For example, let's consider the quadratic equation $-3x^2 + 6x -2 = 0$.
Multiplying both sides by $-1$, we get the equation $3x^2 - 6x +2 = 0$.
The graph of the above equations are different even though they have the same roots. The graph of the first equation is an inverted parabola while the graph of the second equation is an upright parabola (because of the sign of the coefficient of the $x^2$ term).
If we divide both sides of the original equation with $-3$, we get $x^2 - 2x + 2/3 = 0$. The graph of this equation is different from the first 2 equations. It has different roots as well.
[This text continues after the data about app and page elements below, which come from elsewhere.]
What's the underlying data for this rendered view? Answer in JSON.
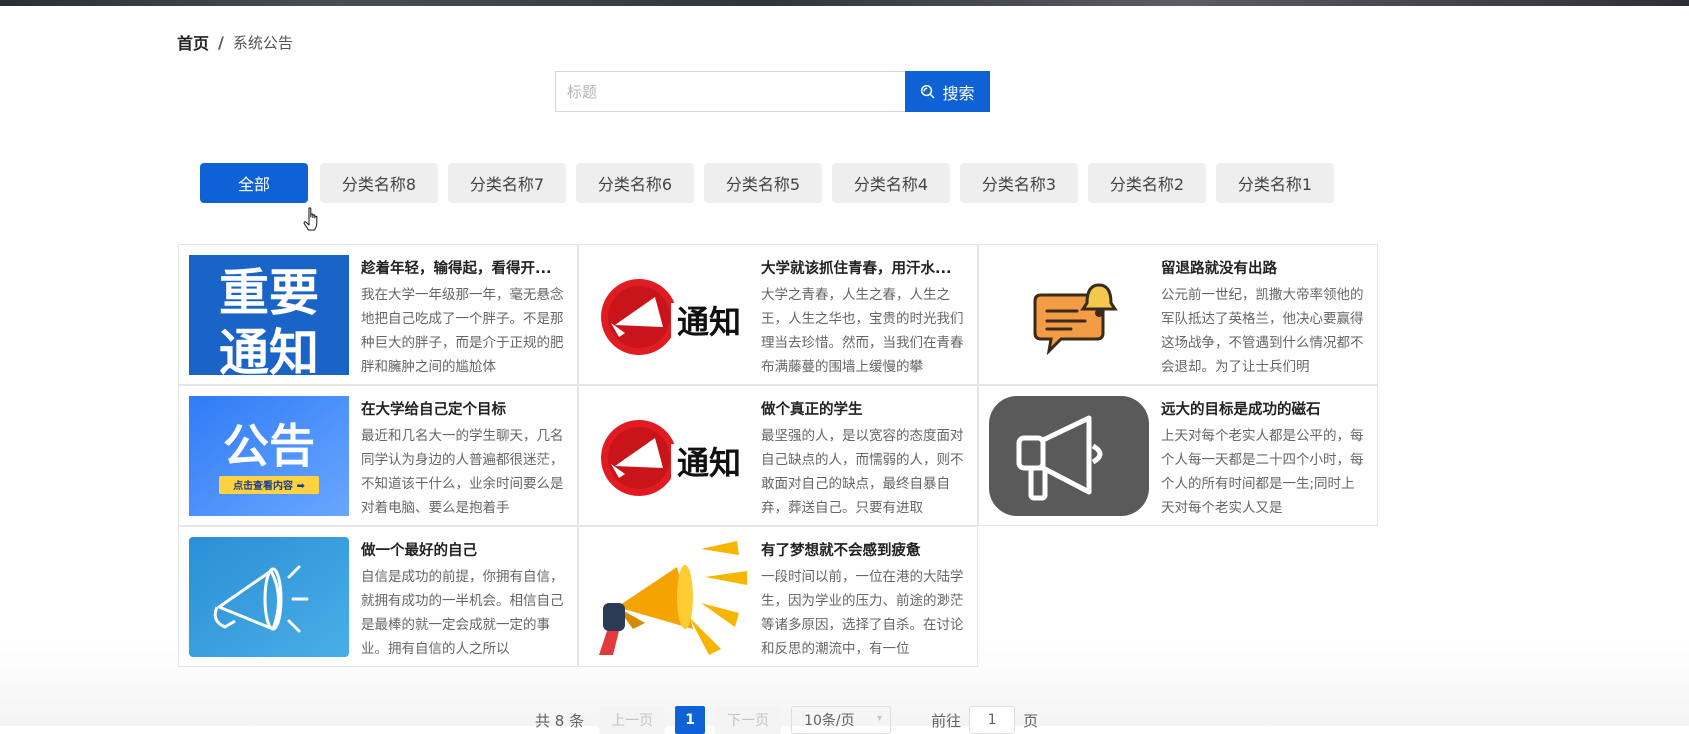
{
  "breadcrumb": {
    "home": "首页",
    "separator": "/",
    "current": "系统公告"
  },
  "search": {
    "placeholder": "标题",
    "value": "",
    "button_label": "搜索"
  },
  "tabs": [
    "全部",
    "分类名称8",
    "分类名称7",
    "分类名称6",
    "分类名称5",
    "分类名称4",
    "分类名称3",
    "分类名称2",
    "分类名称1"
  ],
  "active_tab": "全部",
  "notices": [
    {
      "title": "趁着年轻，输得起，看得开...",
      "desc": "我在大学一年级那一年，毫无悬念地把自己吃成了一个胖子。不是那种巨大的胖子，而是介于正规的肥胖和臃肿之间的尴尬体",
      "image": "important-notice-image",
      "badge_text": [
        "重要",
        "通知"
      ]
    },
    {
      "title": "大学就该抓住青春，用汗水...",
      "desc": "大学之青春，人生之春，人生之王，人生之华也，宝贵的时光我们理当去珍惜。然而，当我们在青春布满藤蔓的围墙上缓慢的攀",
      "image": "notice-megaphone-image",
      "badge_text": [
        "通知"
      ]
    },
    {
      "title": "留退路就没有出路",
      "desc": "公元前一世纪，凯撒大帝率领他的军队抵达了英格兰，他决心要赢得这场战争，不管遇到什么情况都不会退却。为了让士兵们明",
      "image": "chat-bell-image"
    },
    {
      "title": "在大学给自己定个目标",
      "desc": "最近和几名大一的学生聊天，几名同学认为身边的人普遍都很迷茫，不知道该干什么，业余时间要么是对着电脑、要么是抱着手",
      "image": "announcement-image",
      "badge_text": [
        "公告",
        "点击查看内容 ➡"
      ]
    },
    {
      "title": "做个真正的学生",
      "desc": "最坚强的人，是以宽容的态度面对自己缺点的人，而懦弱的人，则不敢面对自己的缺点，最终自暴自弃，葬送自己。只要有进取",
      "image": "notice-megaphone-image",
      "badge_text": [
        "通知"
      ]
    },
    {
      "title": "远大的目标是成功的磁石",
      "desc": "上天对每个老实人都是公平的，每个人每一天都是二十四个小时，每个人的所有时间都是一生;同时上天对每个老实人又是",
      "image": "megaphone-dark-image"
    },
    {
      "title": "做一个最好的自己",
      "desc": "自信是成功的前提，你拥有自信，就拥有成功的一半机会。相信自己是最棒的就一定会成就一定的事业。拥有自信的人之所以",
      "image": "megaphone-outline-image"
    },
    {
      "title": "有了梦想就不会感到疲惫",
      "desc": "一段时间以前，一位在港的大陆学生，因为学业的压力、前途的渺茫等诸多原因，选择了自杀。在讨论和反思的潮流中，有一位",
      "image": "megaphone-yellow-image"
    }
  ],
  "pagination": {
    "total_text": "共 8 条",
    "prev": "上一页",
    "current_page": "1",
    "next": "下一页",
    "page_size": "10条/页",
    "goto_label": "前往",
    "goto_value": "1",
    "page_unit": "页"
  },
  "colors": {
    "primary": "#0f62d6",
    "tab_bg": "#eeeeee",
    "card_border": "#e6e6e6"
  }
}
Does this imply that multiplying or dividing both sides of a quadratic equation by a constant changes its characteristics? If so, does it also imply that we should not multiply or divide both sides of a quadratic equation by a constant when we try to find its roots? In general, when are we permitted to multiply or divide both sides of an equation by a constant?